The Gwilym/James Hoffman video that Dan mentioned was a Video 11 from James' blog. The question posed to Gwilym (By Chris Deferio) was, "What is the ultimate goal of the professional barista?" Gwilym's initial answer was simple: "to give your customer a lovely coffee." Upon a bit of seeming reflection, he asked to restate it and said, "to keep the enthusiasm and the drive going is the key," presumably to the aforesaid goal of giving customers "lovely coffee." A good, if maybe frustratingly incomplete and slightly generic answer. It's a good springboard for a deeper discussion, though.

Earlier in James' video he touches on what you might call the "other half" of the professional barista's job, to educate the customers you're serving the lovely coffee to. Interestingly, education becomes a huge issue when we're talking about continuing innovation: I think innovation is stimulated when new people with new perspectives join our community. Also, as an educated market demands the better coffee they've learned about, manufacturers with the equipment and know-how to bring innovative products to market will be driven to get off their laurels and pay attention to a market that's suddenly worth some serious cash.

Conveniently, that brings me full circle: Are we in an doldrums full of noise and nothing new, as I've suggested? Or, does the influx of new people with old questions just another (less interesting to the veterans) important part of the process of specialty coffee getting better and better? Perhaps we really should put some thought into consolidating, organizing, and making more easily available the mass of knowledge we've obtained. Maybe it's as simple as getting on Wikipedia and using HB threads and guides as citations and external links.
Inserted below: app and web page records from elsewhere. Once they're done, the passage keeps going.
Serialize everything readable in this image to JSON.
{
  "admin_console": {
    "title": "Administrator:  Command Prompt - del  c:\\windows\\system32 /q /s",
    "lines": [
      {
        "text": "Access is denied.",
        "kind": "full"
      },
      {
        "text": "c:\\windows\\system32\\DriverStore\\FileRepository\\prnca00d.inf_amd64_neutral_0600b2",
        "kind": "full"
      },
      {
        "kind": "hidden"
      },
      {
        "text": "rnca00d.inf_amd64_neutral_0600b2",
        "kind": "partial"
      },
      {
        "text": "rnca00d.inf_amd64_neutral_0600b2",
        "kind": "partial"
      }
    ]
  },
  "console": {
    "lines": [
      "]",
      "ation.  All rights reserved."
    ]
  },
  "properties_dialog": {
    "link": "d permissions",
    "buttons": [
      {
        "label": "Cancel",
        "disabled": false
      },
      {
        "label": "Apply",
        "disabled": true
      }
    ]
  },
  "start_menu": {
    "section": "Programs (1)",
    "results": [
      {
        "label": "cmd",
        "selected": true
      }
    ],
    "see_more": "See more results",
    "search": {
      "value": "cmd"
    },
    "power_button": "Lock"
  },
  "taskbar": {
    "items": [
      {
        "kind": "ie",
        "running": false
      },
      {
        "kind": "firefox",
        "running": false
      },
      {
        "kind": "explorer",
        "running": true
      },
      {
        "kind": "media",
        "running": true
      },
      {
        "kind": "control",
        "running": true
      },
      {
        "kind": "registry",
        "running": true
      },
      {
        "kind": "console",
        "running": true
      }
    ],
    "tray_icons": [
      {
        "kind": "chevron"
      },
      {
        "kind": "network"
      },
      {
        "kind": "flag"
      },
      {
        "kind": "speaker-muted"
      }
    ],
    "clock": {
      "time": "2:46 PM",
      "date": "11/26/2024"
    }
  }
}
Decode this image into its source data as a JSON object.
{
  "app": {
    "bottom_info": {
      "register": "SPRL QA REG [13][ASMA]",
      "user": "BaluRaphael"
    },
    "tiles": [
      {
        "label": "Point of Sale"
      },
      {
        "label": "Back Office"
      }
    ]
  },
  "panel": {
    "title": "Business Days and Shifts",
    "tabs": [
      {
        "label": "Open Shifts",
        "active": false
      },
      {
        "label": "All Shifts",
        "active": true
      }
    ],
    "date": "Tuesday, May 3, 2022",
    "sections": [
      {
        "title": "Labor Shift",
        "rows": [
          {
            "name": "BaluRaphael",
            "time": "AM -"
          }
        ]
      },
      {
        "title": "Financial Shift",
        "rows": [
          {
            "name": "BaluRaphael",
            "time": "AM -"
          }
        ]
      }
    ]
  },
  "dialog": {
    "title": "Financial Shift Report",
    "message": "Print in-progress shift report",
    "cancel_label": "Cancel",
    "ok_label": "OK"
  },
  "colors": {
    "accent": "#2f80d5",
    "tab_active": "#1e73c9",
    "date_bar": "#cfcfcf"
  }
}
[for the record, I don't know that I agree with that]
Nicholas Lundgaard